Entries supplied:

- - - - -

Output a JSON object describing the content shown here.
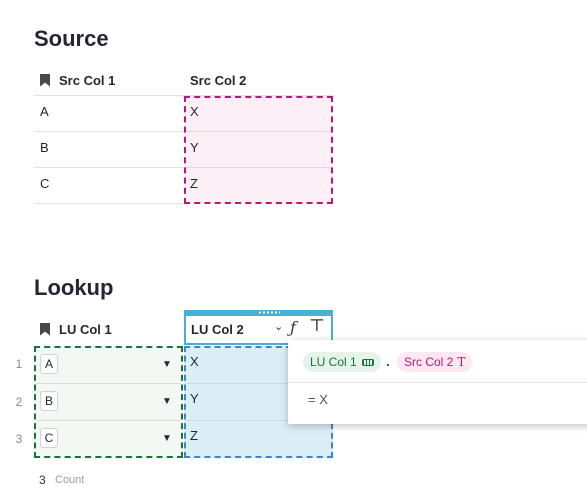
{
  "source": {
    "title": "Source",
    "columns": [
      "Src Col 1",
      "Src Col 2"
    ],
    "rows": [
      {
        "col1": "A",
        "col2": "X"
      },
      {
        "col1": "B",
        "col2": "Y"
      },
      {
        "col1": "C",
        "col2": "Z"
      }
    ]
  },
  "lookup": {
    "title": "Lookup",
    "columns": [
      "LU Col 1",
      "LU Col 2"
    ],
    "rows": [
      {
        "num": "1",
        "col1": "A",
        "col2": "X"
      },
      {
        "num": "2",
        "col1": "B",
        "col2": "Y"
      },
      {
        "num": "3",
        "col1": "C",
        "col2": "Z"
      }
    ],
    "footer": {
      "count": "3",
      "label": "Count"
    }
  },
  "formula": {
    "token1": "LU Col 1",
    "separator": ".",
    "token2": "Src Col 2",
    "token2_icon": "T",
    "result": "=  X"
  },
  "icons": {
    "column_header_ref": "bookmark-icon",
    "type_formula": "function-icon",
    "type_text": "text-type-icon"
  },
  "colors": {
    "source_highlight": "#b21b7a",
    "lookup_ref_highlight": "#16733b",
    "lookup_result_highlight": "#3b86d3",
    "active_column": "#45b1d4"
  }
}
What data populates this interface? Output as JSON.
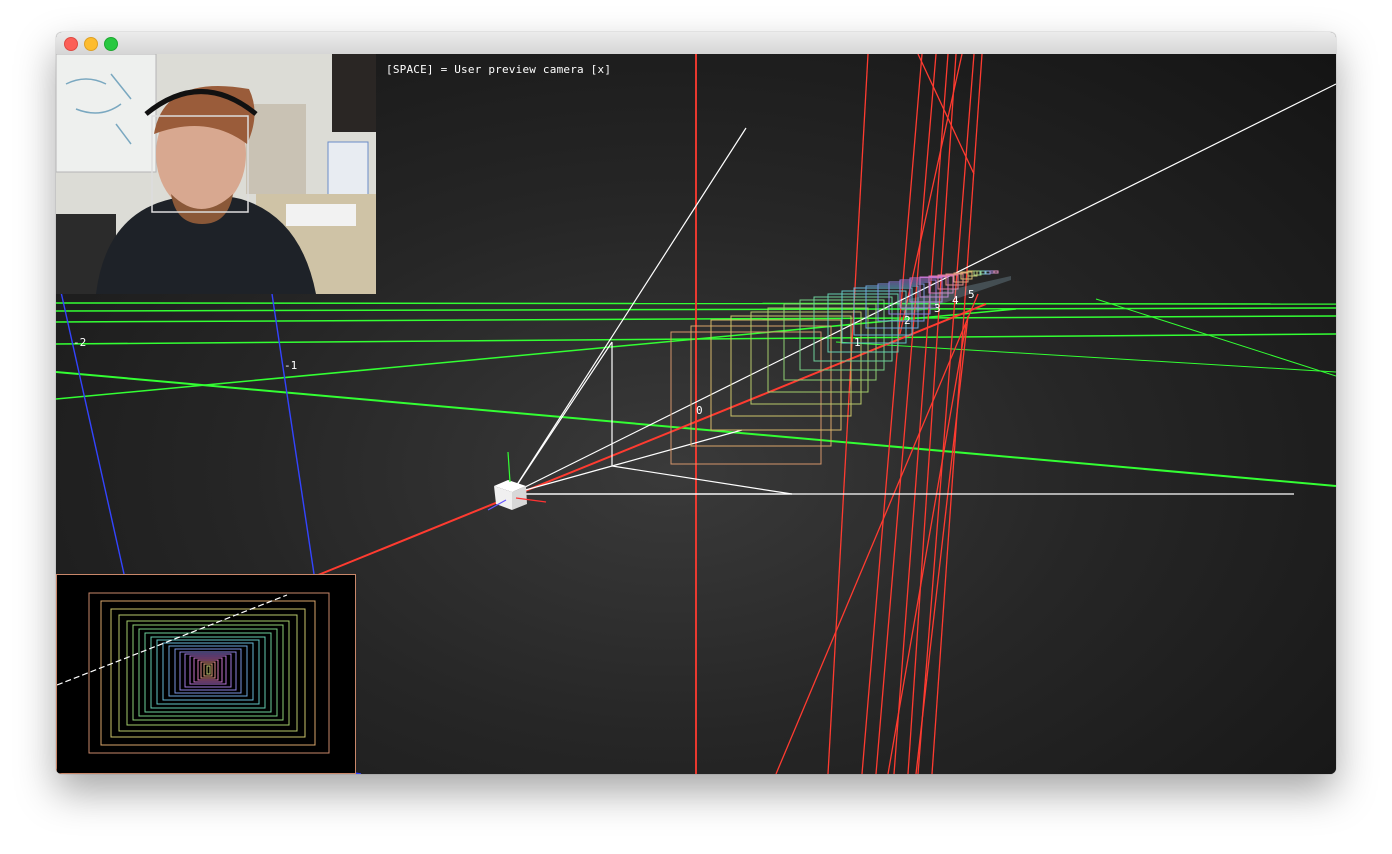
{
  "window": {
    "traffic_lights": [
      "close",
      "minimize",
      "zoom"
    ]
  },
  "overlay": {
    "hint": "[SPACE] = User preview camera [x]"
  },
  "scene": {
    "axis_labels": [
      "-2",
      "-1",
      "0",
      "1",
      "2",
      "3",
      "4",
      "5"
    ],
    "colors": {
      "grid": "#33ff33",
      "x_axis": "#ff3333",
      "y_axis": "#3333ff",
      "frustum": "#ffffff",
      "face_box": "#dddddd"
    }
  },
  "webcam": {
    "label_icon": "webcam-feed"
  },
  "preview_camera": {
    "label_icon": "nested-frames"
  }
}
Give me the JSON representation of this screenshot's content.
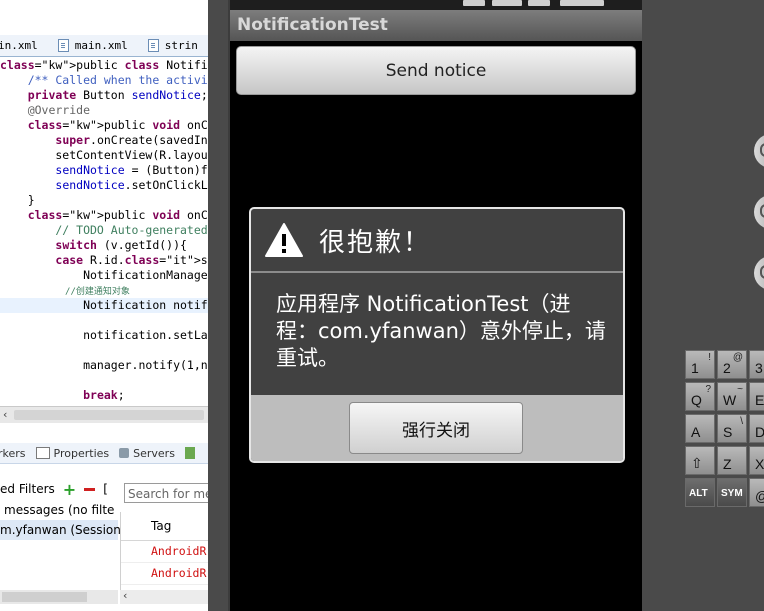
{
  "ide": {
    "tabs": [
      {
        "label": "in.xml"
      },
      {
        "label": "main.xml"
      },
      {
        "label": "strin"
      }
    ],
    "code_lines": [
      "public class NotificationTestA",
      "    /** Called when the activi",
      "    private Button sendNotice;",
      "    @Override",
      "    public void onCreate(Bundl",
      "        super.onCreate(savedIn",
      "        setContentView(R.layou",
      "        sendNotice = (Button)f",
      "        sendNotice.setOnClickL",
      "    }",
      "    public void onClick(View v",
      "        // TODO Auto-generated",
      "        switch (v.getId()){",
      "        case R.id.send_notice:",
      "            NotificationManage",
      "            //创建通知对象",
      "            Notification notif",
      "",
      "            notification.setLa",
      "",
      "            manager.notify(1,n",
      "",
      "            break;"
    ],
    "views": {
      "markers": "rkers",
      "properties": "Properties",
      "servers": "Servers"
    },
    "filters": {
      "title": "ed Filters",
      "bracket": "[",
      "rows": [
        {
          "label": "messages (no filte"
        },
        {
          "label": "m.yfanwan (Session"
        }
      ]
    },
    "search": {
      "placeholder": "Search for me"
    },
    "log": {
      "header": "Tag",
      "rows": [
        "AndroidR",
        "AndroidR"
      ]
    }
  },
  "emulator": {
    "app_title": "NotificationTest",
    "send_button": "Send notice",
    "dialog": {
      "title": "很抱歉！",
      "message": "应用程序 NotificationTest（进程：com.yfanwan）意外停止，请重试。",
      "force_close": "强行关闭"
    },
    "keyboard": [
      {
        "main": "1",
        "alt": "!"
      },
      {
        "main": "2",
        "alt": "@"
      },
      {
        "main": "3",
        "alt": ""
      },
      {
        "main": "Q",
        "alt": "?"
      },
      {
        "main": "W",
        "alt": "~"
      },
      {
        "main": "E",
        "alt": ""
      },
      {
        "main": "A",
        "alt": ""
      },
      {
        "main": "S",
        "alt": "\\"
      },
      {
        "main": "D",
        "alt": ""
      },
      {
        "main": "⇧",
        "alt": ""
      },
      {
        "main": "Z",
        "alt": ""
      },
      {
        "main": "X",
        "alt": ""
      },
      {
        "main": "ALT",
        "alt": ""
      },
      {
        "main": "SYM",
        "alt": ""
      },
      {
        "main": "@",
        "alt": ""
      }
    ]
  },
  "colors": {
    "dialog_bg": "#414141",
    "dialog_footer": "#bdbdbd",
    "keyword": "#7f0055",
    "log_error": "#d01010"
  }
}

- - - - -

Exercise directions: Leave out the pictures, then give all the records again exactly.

Answer to this task:
Output a JSON object describing the content shown here.
{
  "source": {
    "title": "Source",
    "columns": [
      "Src Col 1",
      "Src Col 2"
    ],
    "rows": [
      {
        "col1": "A",
        "col2": "X"
      },
      {
        "col1": "B",
        "col2": "Y"
      },
      {
        "col1": "C",
        "col2": "Z"
      }
    ]
  },
  "lookup": {
    "title": "Lookup",
    "columns": [
      "LU Col 1",
      "LU Col 2"
    ],
    "rows": [
      {
        "num": "1",
        "col1": "A",
        "col2": "X"
      },
      {
        "num": "2",
        "col1": "B",
        "col2": "Y"
      },
      {
        "num": "3",
        "col1": "C",
        "col2": "Z"
      }
    ],
    "footer": {
      "count": "3",
      "label": "Count"
    }
  },
  "formula": {
    "token1": "LU Col 1",
    "separator": ".",
    "token2": "Src Col 2",
    "token2_icon": "T",
    "result": "=  X"
  },
  "icons": {
    "column_header_ref": "bookmark-icon",
    "type_formula": "function-icon",
    "type_text": "text-type-icon"
  },
  "colors": {
    "source_highlight": "#b21b7a",
    "lookup_ref_highlight": "#16733b",
    "lookup_result_highlight": "#3b86d3",
    "active_column": "#45b1d4"
  }
}
What data populates this interface? Output as JSON.
{
  "window": {
    "traffic_lights": [
      "close",
      "minimize",
      "zoom"
    ]
  },
  "overlay": {
    "hint": "[SPACE] = User preview camera [x]"
  },
  "scene": {
    "axis_labels": [
      "-2",
      "-1",
      "0",
      "1",
      "2",
      "3",
      "4",
      "5"
    ],
    "colors": {
      "grid": "#33ff33",
      "x_axis": "#ff3333",
      "y_axis": "#3333ff",
      "frustum": "#ffffff",
      "face_box": "#dddddd"
    }
  },
  "webcam": {
    "label_icon": "webcam-feed"
  },
  "preview_camera": {
    "label_icon": "nested-frames"
  }
}
Give me the JSON representation of this screenshot's content.
{
  "ide": {
    "tabs": [
      {
        "label": "in.xml"
      },
      {
        "label": "main.xml"
      },
      {
        "label": "strin"
      }
    ],
    "code_lines": [
      "public class NotificationTestA",
      "    /** Called when the activi",
      "    private Button sendNotice;",
      "    @Override",
      "    public void onCreate(Bundl",
      "        super.onCreate(savedIn",
      "        setContentView(R.layou",
      "        sendNotice = (Button)f",
      "        sendNotice.setOnClickL",
      "    }",
      "    public void onClick(View v",
      "        // TODO Auto-generated",
      "        switch (v.getId()){",
      "        case R.id.send_notice:",
      "            NotificationManage",
      "            //创建通知对象",
      "            Notification notif",
      "",
      "            notification.setLa",
      "",
      "            manager.notify(1,n",
      "",
      "            break;"
    ],
    "views": {
      "markers": "rkers",
      "properties": "Properties",
      "servers": "Servers"
    },
    "filters": {
      "title": "ed Filters",
      "bracket": "[",
      "rows": [
        {
          "label": "messages (no filte"
        },
        {
          "label": "m.yfanwan (Session"
        }
      ]
    },
    "search": {
      "placeholder": "Search for me"
    },
    "log": {
      "header": "Tag",
      "rows": [
        "AndroidR",
        "AndroidR"
      ]
    }
  },
  "emulator": {
    "app_title": "NotificationTest",
    "send_button": "Send notice",
    "dialog": {
      "title": "很抱歉！",
      "message": "应用程序 NotificationTest（进程：com.yfanwan）意外停止，请重试。",
      "force_close": "强行关闭"
    },
    "keyboard": [
      {
        "main": "1",
        "alt": "!"
      },
      {
        "main": "2",
        "alt": "@"
      },
      {
        "main": "3",
        "alt": ""
      },
      {
        "main": "Q",
        "alt": "?"
      },
      {
        "main": "W",
        "alt": "~"
      },
      {
        "main": "E",
        "alt": ""
      },
      {
        "main": "A",
        "alt": ""
      },
      {
        "main": "S",
        "alt": "\\"
      },
      {
        "main": "D",
        "alt": ""
      },
      {
        "main": "⇧",
        "alt": ""
      },
      {
        "main": "Z",
        "alt": ""
      },
      {
        "main": "X",
        "alt": ""
      },
      {
        "main": "ALT",
        "alt": ""
      },
      {
        "main": "SYM",
        "alt": ""
      },
      {
        "main": "@",
        "alt": ""
      }
    ]
  },
  "colors": {
    "dialog_bg": "#414141",
    "dialog_footer": "#bdbdbd",
    "keyword": "#7f0055",
    "log_error": "#d01010"
  }
}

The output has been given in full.